* **Provided material**:
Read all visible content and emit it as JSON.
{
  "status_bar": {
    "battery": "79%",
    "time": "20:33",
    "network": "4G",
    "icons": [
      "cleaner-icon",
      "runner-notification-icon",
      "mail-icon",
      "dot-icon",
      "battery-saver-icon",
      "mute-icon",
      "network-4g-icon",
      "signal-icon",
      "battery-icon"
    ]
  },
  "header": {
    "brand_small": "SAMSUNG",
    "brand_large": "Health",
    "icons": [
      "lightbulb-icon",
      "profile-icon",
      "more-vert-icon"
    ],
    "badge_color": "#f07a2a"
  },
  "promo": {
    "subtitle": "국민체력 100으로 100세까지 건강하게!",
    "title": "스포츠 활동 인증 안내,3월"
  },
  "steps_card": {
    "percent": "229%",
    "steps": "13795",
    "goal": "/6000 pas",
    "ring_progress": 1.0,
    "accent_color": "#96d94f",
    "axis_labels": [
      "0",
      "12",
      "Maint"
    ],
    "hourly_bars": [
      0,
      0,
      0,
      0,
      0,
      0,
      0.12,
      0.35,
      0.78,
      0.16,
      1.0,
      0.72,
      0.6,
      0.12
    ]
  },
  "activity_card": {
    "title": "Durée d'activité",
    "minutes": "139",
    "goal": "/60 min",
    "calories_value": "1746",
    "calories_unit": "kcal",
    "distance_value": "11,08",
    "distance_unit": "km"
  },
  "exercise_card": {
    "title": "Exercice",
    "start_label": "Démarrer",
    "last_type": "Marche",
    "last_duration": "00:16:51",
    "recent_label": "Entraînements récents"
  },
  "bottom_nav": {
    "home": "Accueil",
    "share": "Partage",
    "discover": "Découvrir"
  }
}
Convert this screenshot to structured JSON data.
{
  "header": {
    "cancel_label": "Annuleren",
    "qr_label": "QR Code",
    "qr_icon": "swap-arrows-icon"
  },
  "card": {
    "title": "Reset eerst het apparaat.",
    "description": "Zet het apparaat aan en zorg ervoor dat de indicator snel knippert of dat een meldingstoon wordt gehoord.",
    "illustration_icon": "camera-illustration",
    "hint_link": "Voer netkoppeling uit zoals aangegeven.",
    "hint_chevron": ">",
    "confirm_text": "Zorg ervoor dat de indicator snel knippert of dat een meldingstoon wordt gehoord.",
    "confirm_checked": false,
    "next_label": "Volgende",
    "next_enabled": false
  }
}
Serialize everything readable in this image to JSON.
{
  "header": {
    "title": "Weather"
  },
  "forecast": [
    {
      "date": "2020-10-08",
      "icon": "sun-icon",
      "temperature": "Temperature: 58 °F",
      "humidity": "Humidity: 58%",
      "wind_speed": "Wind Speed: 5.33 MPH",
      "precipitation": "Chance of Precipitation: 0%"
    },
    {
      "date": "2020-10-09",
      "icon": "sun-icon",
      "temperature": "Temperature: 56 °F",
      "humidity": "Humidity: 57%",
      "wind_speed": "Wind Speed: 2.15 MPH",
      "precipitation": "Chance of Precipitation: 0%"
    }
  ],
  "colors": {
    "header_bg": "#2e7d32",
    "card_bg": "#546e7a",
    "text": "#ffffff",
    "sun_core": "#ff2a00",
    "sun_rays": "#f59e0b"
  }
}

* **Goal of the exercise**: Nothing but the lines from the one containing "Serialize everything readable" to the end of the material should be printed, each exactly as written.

* **Exercise result**:
Serialize everything readable in this image to JSON.
{
  "header": {
    "title": "Weather"
  },
  "forecast": [
    {
      "date": "2020-10-08",
      "icon": "sun-icon",
      "temperature": "Temperature: 58 °F",
      "humidity": "Humidity: 58%",
      "wind_speed": "Wind Speed: 5.33 MPH",
      "precipitation": "Chance of Precipitation: 0%"
    },
    {
      "date": "2020-10-09",
      "icon": "sun-icon",
      "temperature": "Temperature: 56 °F",
      "humidity": "Humidity: 57%",
      "wind_speed": "Wind Speed: 2.15 MPH",
      "precipitation": "Chance of Precipitation: 0%"
    }
  ],
  "colors": {
    "header_bg": "#2e7d32",
    "card_bg": "#546e7a",
    "text": "#ffffff",
    "sun_core": "#ff2a00",
    "sun_rays": "#f59e0b"
  }
}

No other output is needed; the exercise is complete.